BEGIN

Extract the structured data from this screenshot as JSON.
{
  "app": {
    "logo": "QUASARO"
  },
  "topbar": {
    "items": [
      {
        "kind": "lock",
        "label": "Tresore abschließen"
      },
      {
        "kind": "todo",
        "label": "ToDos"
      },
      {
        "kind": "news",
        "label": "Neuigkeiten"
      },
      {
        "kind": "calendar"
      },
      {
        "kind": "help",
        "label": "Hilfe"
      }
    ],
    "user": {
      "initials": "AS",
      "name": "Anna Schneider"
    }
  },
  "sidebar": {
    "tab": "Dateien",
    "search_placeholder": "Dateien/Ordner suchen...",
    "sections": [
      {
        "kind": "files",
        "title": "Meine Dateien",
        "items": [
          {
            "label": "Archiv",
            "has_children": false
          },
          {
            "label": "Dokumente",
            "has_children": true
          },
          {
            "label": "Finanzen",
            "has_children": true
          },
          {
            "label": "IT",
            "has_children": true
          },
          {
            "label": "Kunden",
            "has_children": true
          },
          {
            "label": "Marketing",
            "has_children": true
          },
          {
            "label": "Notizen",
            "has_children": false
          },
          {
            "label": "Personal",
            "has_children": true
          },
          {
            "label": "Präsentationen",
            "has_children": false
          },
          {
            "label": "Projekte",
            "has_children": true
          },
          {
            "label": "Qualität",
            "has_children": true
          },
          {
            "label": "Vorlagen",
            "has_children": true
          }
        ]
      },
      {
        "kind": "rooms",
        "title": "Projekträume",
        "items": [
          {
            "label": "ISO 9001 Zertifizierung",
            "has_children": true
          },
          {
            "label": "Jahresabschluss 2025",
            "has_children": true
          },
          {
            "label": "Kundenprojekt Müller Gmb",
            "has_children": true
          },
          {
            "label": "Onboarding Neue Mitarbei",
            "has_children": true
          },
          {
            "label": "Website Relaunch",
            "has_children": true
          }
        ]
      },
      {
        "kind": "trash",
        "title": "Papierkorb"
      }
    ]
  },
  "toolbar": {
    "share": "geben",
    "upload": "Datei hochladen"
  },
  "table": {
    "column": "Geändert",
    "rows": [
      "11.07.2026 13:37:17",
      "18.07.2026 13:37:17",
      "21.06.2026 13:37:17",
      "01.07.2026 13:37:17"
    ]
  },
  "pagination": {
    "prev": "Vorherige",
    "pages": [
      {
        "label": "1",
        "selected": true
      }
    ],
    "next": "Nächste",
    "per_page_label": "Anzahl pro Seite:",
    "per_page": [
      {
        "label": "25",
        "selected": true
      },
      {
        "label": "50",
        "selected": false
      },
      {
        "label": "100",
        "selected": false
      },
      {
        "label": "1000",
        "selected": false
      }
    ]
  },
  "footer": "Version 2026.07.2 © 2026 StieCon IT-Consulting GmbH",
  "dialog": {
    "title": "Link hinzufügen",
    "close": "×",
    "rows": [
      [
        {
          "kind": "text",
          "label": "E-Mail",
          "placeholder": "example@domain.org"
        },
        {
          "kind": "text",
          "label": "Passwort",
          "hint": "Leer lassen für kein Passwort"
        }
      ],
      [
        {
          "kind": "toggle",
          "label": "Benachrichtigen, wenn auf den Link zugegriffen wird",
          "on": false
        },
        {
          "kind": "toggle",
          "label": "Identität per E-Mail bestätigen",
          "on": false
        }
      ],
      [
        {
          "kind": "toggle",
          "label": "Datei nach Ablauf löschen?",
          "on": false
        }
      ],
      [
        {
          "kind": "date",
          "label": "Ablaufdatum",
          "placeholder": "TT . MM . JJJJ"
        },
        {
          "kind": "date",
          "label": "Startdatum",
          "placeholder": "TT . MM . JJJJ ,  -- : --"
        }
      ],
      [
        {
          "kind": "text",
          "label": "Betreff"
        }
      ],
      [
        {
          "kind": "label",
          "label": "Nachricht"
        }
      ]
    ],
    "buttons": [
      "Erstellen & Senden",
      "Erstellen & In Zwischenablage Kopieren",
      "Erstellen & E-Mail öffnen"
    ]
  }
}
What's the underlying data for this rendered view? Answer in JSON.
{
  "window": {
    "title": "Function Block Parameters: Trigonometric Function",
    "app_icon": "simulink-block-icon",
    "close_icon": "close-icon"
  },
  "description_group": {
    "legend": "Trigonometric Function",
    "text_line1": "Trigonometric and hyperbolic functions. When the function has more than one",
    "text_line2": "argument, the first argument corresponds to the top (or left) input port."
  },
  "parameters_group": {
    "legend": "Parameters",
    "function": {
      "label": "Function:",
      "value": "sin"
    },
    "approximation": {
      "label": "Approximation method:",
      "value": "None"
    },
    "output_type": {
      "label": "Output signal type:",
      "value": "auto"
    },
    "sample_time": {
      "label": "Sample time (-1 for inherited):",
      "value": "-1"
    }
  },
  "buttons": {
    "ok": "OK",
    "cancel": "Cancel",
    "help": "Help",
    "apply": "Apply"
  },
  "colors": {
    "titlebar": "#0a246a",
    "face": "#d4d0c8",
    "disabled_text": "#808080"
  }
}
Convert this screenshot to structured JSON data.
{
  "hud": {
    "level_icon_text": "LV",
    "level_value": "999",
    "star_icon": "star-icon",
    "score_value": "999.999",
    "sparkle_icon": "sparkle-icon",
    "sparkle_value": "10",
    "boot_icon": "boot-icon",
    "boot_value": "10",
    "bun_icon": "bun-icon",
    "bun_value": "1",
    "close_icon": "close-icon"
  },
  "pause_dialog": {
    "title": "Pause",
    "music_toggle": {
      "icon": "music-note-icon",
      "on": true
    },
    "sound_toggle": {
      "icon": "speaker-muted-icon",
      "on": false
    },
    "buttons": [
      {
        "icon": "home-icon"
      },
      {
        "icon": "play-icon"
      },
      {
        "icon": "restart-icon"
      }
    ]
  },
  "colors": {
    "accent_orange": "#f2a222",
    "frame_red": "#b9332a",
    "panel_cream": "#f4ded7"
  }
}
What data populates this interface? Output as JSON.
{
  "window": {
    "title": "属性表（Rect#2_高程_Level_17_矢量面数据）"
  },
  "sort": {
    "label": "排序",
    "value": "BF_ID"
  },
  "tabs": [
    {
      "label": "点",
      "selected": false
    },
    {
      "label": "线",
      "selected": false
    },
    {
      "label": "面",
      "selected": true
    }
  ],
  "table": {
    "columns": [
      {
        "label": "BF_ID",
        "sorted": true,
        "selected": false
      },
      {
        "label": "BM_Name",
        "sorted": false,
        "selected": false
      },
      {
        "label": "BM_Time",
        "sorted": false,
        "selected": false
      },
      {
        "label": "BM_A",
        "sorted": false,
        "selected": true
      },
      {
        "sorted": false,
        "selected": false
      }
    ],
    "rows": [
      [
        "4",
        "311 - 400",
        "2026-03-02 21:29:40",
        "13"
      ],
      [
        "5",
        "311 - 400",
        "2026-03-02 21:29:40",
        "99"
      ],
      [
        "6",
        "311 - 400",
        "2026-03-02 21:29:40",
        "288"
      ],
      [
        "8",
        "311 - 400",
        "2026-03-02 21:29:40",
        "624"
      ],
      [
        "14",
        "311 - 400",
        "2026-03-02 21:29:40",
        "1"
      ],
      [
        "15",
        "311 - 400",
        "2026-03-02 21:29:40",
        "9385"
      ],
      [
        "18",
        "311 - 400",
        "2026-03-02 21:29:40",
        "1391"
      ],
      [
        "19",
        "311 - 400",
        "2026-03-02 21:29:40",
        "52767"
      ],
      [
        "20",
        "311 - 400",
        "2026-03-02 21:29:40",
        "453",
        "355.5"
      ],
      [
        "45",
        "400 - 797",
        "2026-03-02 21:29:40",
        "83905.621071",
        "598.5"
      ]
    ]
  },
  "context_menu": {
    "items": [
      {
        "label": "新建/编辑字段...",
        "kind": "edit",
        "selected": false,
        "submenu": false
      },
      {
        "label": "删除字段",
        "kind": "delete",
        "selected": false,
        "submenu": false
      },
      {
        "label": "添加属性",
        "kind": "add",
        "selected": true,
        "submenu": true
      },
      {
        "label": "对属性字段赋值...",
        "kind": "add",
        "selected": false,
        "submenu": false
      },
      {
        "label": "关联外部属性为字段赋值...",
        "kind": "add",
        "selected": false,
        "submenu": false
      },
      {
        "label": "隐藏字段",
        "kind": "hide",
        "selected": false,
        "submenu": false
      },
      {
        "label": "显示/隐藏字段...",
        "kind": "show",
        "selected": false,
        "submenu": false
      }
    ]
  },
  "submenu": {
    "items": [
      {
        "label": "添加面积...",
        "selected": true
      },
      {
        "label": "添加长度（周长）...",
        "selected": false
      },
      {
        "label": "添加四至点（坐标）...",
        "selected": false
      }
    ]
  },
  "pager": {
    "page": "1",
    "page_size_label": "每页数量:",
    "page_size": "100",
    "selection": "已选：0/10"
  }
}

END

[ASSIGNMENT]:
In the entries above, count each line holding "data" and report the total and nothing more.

[RESPONSE BOX]:
4